Basically mesh routing technology increases range and network capacity, enabling one internet connection to go a long way, perhaps unwiring an entire neighbourhood. The more nodes that connect up, the broader the reach. The coolest part is that people hopping on to the mesh network don’t need to have an Internet connex; they basically share the host’s bandwidth.

At this meeting, I bought a Meraki Mini, a small wireless mesh repeater. I’m just like that. It has plug ‘n play setup and configuration (thank goddess) so when I eventually take it out of the box I’ll become the host node for my ‘hood’s meshwork – no fuss no muss. The idea is to hook up to other nearby nodes to extend and strengthen Vancouver’s emergent wifi system. According to Meraki, its hosted back-end system automatically configures every router as part of each individual network; the company’s web-based centralized management shows how things are working through an allegedly simple, intuitive interface (I’ll let you know) that can be securely used from anywhere in the world.

Boris wrote about community wireless a year ago. He wasn’t sure about Meraki then but the other day he was the guy handing out the nifty gadgets for $60 a pop. The big deal is this: Meraki’s mesh networks supposedly cover significantly more geographic area and users than earlier wireless networks.

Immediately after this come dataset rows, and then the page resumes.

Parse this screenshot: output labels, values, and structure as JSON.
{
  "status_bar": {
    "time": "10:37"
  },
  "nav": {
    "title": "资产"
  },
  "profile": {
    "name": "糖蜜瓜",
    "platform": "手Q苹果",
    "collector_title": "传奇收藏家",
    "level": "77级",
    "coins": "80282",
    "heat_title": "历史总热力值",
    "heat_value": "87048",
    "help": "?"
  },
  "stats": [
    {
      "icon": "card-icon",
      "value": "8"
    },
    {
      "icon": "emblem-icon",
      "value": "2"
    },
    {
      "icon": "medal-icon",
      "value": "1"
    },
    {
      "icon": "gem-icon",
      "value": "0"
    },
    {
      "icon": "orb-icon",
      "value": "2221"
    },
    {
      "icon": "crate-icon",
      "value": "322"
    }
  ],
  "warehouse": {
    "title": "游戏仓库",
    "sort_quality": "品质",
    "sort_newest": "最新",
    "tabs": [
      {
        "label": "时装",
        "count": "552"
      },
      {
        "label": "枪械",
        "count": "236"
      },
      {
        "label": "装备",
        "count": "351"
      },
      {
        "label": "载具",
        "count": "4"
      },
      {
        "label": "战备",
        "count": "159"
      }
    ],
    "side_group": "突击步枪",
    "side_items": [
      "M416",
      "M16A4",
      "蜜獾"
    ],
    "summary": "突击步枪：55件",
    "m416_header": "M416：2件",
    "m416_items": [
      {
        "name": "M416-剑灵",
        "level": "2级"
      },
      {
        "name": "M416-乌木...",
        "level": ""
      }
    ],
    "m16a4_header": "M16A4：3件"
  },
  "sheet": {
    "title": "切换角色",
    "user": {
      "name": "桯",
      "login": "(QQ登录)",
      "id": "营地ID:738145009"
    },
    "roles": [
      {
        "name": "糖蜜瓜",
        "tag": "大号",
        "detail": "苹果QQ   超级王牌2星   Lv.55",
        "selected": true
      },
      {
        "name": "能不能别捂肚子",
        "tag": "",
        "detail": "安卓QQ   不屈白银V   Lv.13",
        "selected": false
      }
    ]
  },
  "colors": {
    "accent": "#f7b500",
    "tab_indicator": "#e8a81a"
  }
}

This is how the company explains it: “Instead of relying on a single large antenna to cover every user, each radio in a Meraki network cooperates to find the best path to carry a user’s traffic to the Internet. As they operate, every network re-evaluates thousands of routing paths every minute, resulting in amazing reliability and network capacity. Meraki’s intelligent mesh routing means every repeater you add extends the reach of the network and makes the mesh more reliable by adding additional links.” So intelligent traffic queuing and packet prioritization plus the capacity to add unlimited network gateways enables demand-based growth of the network.

This works well for unwiring a low-income housing project, or an entire city. Again, supposedly, hundreds of neighbours can share a robust and reliable network supplied by only a few broadband connections. One Mini has a range of between 30-50 metres. Because it’s relatively cheap and apparently idiot-proof, networks can be built with a high density of repeaters; obviously this leads to better coverage and a more robust mesh.

According to MIT’s Technology Review, Meraki “is using San Francisco as a testing ground to see if a user-driven mesh network can connect a large urban area.” Where Google and Earthlink have thus far failed to install a free city-wide wifi system in SanFran, Meraki has had some early success, with 6000 users able to access the Internet thanks to their “Free the Net” program. The company has plans to expand its initial giveaway of 200 routers by a few thousand. The system will be built from the rooftops, balconies, and windows of anyone who wants to participate.

Some important points about mesh networking that came out of the meeting:

1. It provides low cost access based on a business model.
2. It is user driven (no bureaucratic/political red tape etc.)
3. It enables a community to connect to itself
4. It can facilitate critical mass through mobile on demand wireless for events
5. It reduces the digital divide within “developed” nations

Some community wireless projects:
1. BC Wireless
2. Montreal’s Ile Sans Fil
3. Wireless Toronto

Some mesh projects:
4. Wireless Nomad
5. NetEquality

Richard Smith summed up the importance of mesh networking: “People who own and operate a mesh node contribute to the overall health and vitality of the network.” On the one hand, this seems an unlikely form of community activism; on the other hand, maybe that’s just what being in a community is about.